Employers Push Ineligible Dependents Out of Health Plans
Tuesday, October 13, 2009
Are your marriage certificate and your kids' birth certificates handy? You may need them to continue health coverage for your family or if you start a new job.
Call it a sign of the times: A growing number of area employers, including the Commonwealth of Virginia, Johns Hopkins University and the Navy Federal Credit Union, are cracking down on workers who enroll ex-spouses, over-age children, grandchildren and others not entitled to coverage under their health plan. It's a cost-control strategy that Ford, AT&T and other Fortune 500 companies have used for years.
"Employers are seeing costs go up 10.5 percent yearly. Changing plan design and contribution strategies can only go so far," said Michelle Futhey, executive vice president with Aon Consulting's health and benefits practice.
"Contribution strategies," for anyone not familiar with the term, means shifting health plan costs to employees.
Dependent eligibility audits, where employers demand that workers and retirees show documents proving that their claimed dependents qualify for health benefits, are quickly becoming the norm, said Jeri Stepman, a senior adviser at Watson Wyatt, an Arlington-based benefits consultancy. More than 60 percent of large U.S. companies conducted such audits this year, compared with fewer than half in 2007, according to the firm's survey of 489 employers. Even more companies are expected to conduct such audits next year.
Many state and local agencies also are auditing dependents, although the federal government is not. Federal health plan participants are only required to show proof when they add a dependent to their policy, according to an Office of Personnel Management spokesman.
Employee nutritional counseling, diabetes management, gym discounts and other trendy wellness initiatives might show results over many years. But for guaranteed savings, nothing beats weeding out people an employer never intended to cover, said David Chojnacki, vice president of Budco Health Service Solutions, which has conducted dependent audits for more than two dozen Fortune 500 companies.
Chojnacki said his firm, based in Highland Park, Mich., conducted an audit of 650,000 dependents at AT&T in 2006, turning up 50,000 ineligibles. Removing them from the insurance rolls, he said, saved the company $100 million a year. AT&T spokesman Walt Sharp would not comment on that claim but confirmed that the company had "taken steps to audit eligibility and to install controls to validate dependent eligibility on an ongoing basis."
A recent audit of 14,000 dependents and spouses on Johns Hopkins' health plan turned up 454 ineligibles, said Heidi Conway, the university's senior director of benefits.

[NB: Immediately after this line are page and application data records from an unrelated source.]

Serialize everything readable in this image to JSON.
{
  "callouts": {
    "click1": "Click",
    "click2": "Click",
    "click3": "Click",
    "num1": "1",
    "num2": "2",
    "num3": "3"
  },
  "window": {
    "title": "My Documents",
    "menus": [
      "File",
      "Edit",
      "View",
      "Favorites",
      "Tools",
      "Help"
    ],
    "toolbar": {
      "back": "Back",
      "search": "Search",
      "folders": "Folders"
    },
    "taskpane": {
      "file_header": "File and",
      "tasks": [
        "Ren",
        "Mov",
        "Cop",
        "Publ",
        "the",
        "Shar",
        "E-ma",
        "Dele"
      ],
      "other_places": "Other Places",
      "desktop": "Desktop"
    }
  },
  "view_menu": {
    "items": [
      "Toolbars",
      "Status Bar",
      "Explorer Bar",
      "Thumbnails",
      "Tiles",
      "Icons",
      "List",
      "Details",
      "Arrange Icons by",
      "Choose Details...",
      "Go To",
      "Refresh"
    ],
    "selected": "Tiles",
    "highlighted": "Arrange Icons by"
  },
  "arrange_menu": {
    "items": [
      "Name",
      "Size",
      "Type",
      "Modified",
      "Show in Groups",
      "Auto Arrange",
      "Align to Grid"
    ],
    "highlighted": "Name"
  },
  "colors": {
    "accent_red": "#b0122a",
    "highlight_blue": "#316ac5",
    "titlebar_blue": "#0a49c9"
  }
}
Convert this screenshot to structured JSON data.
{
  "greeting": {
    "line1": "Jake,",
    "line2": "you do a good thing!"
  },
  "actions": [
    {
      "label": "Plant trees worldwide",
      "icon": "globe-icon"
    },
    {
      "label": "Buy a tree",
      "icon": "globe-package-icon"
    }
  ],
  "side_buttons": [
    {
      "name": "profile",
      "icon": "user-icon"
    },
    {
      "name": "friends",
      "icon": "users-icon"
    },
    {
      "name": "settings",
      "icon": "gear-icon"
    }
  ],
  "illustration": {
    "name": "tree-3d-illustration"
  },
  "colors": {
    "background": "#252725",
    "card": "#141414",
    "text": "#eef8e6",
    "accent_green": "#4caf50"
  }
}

Culling them saved the university an estimated $2 million a year.
"It's part of our fiduciary responsibility to control health plan costs," Conway said.
The Washington Post began auditing dependents in its health plan several years ago.
Unions generally go along with the audits and in some instances work with management to get reluctant employees and retirees to go along. "We used to hear complaints," said Martha Flagge of the Communications Workers of America, which represents workers in companies that do audits. "But once we explain that they help keep health care affordable, employees understand."